Criticism about Japan’s sales tax hike may be unwarrantedJapanese prime minister Shinzo Abe confirmed that the much heralded increase in value-added tax (VAT) will go ahead as planned next April rising from 5% to 8%. Such news does not come as a surprise given that the recent gross domestic product (GDP) figures, a measure by which the government had said that it would judge the validity of a rise in the tax, came in stronger than initial estimates. Janus Henderson Investors | 02.10.2013 08:34 Uhr
It should also be noted that in relation to the last increase in VAT in 1997, which some believe had a detrimental impact on activity, the economy is much changed. Back then, the ravages of deflation (falling prices) were taking hold ahead of what became a very difficult period for the economy. This resulted in the eventual cleaning up of the banking sector several years later. Today the economic picture is very different. Bank lending is rising, housing is recovering and the outlook for corporate profitability is improving strongly aided by yen weakness. Inflation is beginning to return. Moreover, the political sphere looks more solid than it has for some time and with a clear road unencumbered by elections for the next three years, the highly popular prime minister should be able to implement policies to further stimulate activity. The VAT hike may result in some disruption but we trust that on reflection it will merely be a bump in the road for Japan’s drive towards recovery.

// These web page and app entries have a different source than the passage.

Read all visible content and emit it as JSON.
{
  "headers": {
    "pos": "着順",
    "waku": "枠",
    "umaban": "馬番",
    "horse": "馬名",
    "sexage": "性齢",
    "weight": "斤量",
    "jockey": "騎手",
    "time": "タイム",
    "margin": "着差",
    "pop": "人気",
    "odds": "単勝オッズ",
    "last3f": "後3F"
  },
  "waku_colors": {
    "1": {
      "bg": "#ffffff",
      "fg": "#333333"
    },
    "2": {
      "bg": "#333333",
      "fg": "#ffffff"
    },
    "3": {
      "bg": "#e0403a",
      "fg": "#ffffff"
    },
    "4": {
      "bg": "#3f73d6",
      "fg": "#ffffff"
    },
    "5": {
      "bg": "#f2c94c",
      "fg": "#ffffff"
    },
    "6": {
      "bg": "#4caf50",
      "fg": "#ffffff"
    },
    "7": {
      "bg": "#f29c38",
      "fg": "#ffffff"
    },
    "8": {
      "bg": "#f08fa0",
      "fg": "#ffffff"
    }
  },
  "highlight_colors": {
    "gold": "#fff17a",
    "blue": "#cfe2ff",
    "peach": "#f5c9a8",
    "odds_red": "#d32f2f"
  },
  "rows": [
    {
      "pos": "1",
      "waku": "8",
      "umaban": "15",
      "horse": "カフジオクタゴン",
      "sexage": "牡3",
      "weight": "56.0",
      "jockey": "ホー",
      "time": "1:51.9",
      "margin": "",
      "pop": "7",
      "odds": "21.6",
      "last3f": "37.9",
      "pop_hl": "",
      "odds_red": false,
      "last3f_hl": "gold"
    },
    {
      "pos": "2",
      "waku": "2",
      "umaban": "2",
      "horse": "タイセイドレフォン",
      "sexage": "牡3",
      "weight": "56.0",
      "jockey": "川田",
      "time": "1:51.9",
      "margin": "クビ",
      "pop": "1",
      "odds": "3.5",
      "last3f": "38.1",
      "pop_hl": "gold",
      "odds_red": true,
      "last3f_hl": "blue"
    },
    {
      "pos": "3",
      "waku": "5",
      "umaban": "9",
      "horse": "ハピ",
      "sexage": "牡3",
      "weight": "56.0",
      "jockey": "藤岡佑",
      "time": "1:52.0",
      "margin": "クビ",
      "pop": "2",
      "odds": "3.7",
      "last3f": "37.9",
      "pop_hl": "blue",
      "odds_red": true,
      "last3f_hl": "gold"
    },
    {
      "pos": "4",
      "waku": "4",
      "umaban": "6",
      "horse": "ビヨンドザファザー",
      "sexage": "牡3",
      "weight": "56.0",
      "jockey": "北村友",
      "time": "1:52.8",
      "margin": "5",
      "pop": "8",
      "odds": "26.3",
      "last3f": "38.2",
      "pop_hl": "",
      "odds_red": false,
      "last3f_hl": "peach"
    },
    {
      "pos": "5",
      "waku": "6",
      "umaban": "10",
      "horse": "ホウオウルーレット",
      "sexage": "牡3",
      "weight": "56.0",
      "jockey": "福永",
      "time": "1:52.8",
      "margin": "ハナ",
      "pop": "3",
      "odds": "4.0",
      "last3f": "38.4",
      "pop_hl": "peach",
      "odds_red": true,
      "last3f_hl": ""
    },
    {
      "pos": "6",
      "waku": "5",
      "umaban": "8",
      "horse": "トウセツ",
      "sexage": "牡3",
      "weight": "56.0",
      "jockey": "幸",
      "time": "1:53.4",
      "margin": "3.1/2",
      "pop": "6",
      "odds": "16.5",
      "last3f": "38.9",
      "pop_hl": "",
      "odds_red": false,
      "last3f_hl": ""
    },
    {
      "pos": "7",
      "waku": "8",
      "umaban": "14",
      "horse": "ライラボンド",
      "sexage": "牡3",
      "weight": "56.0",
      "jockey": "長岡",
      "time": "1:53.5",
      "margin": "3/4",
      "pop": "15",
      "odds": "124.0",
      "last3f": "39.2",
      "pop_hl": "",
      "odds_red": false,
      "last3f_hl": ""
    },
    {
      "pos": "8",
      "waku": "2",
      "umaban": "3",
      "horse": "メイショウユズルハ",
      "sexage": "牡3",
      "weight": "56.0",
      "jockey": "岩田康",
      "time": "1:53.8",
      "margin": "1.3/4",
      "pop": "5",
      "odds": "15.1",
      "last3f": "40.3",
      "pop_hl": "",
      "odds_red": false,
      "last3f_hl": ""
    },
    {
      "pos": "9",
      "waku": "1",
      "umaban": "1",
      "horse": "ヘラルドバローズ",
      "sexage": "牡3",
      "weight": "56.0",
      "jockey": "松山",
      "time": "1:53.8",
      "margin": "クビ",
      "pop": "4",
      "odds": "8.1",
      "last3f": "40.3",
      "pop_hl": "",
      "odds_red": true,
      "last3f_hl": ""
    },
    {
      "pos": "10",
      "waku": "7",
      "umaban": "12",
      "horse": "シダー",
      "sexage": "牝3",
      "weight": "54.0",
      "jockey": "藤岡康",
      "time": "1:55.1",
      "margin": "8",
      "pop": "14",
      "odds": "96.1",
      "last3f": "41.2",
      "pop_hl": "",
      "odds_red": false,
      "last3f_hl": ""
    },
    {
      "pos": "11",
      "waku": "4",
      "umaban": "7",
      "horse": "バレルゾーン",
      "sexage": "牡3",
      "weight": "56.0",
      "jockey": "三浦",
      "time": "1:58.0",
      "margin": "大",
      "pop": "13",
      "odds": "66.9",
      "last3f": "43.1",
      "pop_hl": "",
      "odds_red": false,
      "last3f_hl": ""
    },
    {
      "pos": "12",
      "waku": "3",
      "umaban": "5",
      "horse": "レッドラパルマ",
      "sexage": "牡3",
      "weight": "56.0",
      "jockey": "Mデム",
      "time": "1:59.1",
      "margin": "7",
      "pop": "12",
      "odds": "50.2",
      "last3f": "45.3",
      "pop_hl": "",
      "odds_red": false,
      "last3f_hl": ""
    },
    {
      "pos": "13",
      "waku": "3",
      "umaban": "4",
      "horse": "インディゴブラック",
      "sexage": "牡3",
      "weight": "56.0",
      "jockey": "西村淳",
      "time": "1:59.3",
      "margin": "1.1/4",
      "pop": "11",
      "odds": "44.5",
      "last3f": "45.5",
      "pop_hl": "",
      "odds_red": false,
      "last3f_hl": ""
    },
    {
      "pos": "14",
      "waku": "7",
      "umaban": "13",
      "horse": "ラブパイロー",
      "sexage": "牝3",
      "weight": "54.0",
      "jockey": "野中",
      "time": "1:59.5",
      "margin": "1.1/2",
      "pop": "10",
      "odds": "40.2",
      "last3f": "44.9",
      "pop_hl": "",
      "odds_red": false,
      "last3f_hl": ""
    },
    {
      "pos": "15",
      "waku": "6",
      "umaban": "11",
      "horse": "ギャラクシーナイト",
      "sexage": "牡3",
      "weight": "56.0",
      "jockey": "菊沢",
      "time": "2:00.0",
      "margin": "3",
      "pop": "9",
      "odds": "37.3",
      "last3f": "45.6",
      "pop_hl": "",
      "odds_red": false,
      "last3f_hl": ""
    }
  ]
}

Michael Wood-Martin, manager of the Henderson Japan Capital Growth Fund and the Henderson Horizon Japanese Equity Fund.
These are fund manager views at the time of writing and may differ from those of other Henderson fund managers. The information should not be construed as investment advice. Before entering into an investment agreement please consult a professional investment adviser.